        • Retail business : cost of sales = purchase cost from suppliers + other direct costs
        • Manufacturing business : production cost = raw material +labor cost +production overheads
    • Gross Profit
      • Gross profit = Sales - cost of sales
    • Other non operating Income: income form other sources: dividends, interest, sale of assets
    Financial statements – Income Statement
  • 17.
    • Operating expenses
    • Selling and distribution expenses
      • = Costs directly attributable to the selling and delivering goods to customers.
      • Sale employees salaries and commissions

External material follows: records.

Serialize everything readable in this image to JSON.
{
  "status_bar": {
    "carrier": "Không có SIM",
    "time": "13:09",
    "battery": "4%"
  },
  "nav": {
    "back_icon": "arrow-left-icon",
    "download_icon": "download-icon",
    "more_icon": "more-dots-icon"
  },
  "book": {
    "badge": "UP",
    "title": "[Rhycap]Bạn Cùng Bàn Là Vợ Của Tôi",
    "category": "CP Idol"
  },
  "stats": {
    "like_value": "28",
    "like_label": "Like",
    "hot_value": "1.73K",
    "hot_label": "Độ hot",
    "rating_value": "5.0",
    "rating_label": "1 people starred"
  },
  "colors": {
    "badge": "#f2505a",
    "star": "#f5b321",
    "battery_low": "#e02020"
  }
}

      • Advertising and promotion expenses
      • Delivery costs
      • Bad Debt
    • General and administration expenses
      • = Expenses of providing management and administration for the business.
      • Salaries of office staff (corporate function such as HR, Finance)
      • Rent, utilities
      • Printing, stationery
    • Depreciation:
      • Total cost of an long term assetmust be spread over the asset’s expected useful life
      • Charging the full cost of a long-term asset to one yera distors reported income. Example: suppose in 2002 a company buys a facility expected to be in use for 12 years, for 10 mil EUR. If the entire cost is assign to 2002,income in 2002 will apear depressed, while income in the following years will look too high.
    Financial statements – Income Statement
  • 18.
        • Operating income (profit or loss) = profit from day-to-day operations excuding taxes, interest income and expense
      • EBITDA = Earning before Interest, Taxation, Depreciation and Amortization. Great use in broadcasting for example, where depreciation overstate true economic depreciation
      • EBIT = Earning before Interest and Taxation. Widely used to measure a business income before it is divided among creditors, owners and taxman
    • Net income (profit)
      • Net profit earned by a company during accounting period
      • Two choices: paid out as dividend or retained into the business in the form of retained earning for investments.
          • Net profit less dividend paid is transferred to Balance Sheet, as Retained earning
    Financial statements – Income Statement
  • 19. Example of a P&L statement of a newspaper
  • 20.
    • Cash Flow
    • Is the movement of money into or out of a cash account over a period of time
    • Shows company’s ability to generate cash
    • Expands and rearranges the sources into 3 categories:
        • Cash Flow from operating activities – result of the principal activity of a company
        • Cash Flow from investing activities - Acquisition or disposal of assets or investment in other companies
        • Cash Flow from financing activities - Receipt/repayment to external providers of finance (loan, leases)
    Financial statements – Cash Flow
  • 21.
    • EXEMPLE –
    • Net profit before taxation 3,200
    • Adjustments for:
    • Depreciation 500
    • Working capital Changes
    • Increase in accounts receivables (300)
    • Decrease in inventory 300
    • Decrease in accounts payables (700)
    • Cash generated from operation 3,000
    • Income tax paid (300)
    • Interest paid (600)
    • Net cash from operating activities 2,100
    • Purchase of property, plant, equipment (900)
    • Proceed from sale of cars 10
    • Dividends received 100
    • Net cash used in investing activities (790)
    • Proceed from issuance of share capital 250
    • Dividend paid (100)
    • Net cash used in financing activities 150
    • Net increase in cash and cash equivalents 1,460
    • Cash and cash equivalents at beginning of period 1,000
    • Cash and cash equivalents at end of period 2,460
    Financial statements – Cash Flow
  • 22.
    • Net profit or loss is adjusted for:
      • Changes in working capital (inventory, receivables, payables).
      • Non-cash items like depreciation, provisions, losses on disposal of assets.
      • Other items that need to be classified under investing or financing activities.
    • Adjustments (Add/subtract):
      • + Depreciation (non cash item)
      • + Loss on disposal (non cash item)
      • - Increase in inventory (cash spent on buying inventory)
      • - Increase in receivable (debtors have not paid)
      • - Decrease in payables ( cash paid)
    Financial statements – Cash Flow